#### YOUR OBJECTIVE
Scan the records below. List lines holding "label".

_ _ _

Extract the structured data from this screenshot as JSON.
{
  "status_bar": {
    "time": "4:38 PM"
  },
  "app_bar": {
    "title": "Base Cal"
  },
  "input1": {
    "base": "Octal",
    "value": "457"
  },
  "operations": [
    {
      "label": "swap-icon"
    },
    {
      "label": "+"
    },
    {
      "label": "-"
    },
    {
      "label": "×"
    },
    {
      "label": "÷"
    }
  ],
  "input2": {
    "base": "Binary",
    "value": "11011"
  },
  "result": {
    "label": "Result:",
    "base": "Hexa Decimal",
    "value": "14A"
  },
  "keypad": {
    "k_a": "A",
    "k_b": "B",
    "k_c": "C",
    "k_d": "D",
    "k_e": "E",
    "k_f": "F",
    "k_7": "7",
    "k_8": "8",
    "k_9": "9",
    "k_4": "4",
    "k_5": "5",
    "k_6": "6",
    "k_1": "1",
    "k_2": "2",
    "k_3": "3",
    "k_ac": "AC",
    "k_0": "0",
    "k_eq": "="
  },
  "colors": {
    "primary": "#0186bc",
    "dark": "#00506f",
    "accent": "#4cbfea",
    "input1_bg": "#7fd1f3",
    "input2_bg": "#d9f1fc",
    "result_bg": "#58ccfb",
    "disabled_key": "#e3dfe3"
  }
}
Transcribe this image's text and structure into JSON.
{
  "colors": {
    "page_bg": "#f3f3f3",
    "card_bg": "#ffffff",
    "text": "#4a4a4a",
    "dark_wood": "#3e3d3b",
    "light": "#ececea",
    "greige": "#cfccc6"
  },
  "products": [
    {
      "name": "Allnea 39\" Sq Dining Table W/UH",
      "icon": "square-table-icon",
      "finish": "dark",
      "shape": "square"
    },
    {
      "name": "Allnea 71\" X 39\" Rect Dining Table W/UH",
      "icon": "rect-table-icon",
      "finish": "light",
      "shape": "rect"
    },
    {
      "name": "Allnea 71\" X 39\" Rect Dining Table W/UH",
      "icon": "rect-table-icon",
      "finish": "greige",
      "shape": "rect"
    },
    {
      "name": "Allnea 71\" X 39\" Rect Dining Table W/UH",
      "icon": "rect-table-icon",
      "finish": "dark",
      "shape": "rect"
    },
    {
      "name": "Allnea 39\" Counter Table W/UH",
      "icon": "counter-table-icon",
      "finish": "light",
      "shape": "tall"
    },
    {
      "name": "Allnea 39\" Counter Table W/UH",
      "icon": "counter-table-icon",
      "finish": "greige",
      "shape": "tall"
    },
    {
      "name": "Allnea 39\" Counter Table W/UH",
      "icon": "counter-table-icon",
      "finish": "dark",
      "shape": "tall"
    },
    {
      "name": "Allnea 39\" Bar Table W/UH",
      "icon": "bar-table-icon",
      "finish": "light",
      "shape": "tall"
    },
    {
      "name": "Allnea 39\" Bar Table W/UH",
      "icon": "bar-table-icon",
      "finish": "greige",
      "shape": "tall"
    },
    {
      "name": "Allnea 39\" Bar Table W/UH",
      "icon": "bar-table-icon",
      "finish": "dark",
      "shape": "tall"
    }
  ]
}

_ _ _

#### WRITTEN RESPONSE
      "label": "swap-icon"
      "label": "+"
      "label": "-"
      "label": "×"
      "label": "÷"
    "label": "Result:",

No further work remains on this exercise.